━━ Records supplied

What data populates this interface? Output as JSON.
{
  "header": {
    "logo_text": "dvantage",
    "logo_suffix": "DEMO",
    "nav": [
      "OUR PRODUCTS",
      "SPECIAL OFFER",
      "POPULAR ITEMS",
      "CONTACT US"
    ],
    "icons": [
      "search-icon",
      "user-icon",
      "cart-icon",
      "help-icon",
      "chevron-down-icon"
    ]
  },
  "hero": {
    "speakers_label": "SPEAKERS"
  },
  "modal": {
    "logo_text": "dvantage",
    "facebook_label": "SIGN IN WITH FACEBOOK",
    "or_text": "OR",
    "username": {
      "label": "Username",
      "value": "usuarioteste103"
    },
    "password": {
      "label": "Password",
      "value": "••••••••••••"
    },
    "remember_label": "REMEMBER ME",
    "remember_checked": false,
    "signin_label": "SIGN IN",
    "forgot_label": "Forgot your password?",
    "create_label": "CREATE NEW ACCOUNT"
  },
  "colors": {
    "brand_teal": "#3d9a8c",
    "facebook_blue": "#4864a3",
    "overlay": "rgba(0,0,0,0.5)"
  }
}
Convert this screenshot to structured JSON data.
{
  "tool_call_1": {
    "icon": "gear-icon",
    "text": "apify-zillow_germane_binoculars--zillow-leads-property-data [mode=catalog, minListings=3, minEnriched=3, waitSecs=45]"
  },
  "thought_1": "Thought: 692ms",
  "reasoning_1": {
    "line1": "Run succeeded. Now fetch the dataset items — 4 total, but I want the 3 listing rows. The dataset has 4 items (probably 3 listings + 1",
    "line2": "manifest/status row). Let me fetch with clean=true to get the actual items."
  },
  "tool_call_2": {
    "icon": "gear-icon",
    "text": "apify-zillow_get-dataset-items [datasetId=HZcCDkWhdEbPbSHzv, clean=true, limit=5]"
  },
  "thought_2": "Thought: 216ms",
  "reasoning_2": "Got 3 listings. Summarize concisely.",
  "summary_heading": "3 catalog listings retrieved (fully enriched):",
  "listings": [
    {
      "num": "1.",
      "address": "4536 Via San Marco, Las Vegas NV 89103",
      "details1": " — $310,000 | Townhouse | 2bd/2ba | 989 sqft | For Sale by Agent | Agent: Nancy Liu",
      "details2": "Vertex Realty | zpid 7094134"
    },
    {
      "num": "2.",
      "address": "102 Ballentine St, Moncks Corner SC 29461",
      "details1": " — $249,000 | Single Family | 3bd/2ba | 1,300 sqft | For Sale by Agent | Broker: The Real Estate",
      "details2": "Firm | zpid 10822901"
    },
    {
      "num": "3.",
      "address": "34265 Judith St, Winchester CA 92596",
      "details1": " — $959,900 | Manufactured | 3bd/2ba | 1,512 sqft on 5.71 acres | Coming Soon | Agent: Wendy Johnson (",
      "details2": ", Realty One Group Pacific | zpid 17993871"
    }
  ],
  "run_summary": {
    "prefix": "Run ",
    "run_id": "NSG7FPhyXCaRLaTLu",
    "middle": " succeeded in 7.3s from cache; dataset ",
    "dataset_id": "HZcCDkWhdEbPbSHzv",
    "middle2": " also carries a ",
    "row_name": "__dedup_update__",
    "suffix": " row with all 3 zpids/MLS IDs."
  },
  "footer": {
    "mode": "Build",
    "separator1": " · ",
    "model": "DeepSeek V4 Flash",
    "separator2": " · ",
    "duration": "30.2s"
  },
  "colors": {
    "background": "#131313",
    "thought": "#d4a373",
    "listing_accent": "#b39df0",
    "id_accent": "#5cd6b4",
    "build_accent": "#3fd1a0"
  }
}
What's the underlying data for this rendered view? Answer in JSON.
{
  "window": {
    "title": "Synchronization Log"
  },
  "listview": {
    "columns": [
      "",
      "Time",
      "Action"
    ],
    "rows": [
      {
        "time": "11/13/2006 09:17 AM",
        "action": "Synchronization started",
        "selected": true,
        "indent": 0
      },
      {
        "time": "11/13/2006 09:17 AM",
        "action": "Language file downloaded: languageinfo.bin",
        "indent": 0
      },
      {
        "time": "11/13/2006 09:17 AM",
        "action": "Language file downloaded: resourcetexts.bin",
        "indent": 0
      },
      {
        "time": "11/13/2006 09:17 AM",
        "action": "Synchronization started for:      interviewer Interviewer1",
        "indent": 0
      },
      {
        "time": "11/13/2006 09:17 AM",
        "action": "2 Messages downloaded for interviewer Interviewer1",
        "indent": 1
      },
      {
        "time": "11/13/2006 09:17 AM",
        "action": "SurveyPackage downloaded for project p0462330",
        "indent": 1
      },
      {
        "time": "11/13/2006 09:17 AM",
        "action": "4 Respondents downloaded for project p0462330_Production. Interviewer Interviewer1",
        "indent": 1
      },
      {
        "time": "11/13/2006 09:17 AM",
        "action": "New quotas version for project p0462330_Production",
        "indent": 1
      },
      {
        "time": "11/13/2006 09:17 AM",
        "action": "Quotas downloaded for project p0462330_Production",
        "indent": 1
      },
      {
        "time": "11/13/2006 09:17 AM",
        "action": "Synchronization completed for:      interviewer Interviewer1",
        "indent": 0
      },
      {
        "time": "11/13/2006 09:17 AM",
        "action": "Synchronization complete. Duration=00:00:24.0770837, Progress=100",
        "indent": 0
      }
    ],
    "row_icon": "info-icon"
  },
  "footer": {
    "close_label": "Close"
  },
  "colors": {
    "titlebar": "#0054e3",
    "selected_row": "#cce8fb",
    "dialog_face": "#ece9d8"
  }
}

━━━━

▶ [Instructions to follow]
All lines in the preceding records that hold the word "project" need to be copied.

▶ [Completed exercise]
        "action": "SurveyPackage downloaded for project p0462330",
        "action": "4 Respondents downloaded for project p0462330_Production. Interviewer Interviewer1",
        "action": "New quotas version for project p0462330_Production",
        "action": "Quotas downloaded for project p0462330_Production",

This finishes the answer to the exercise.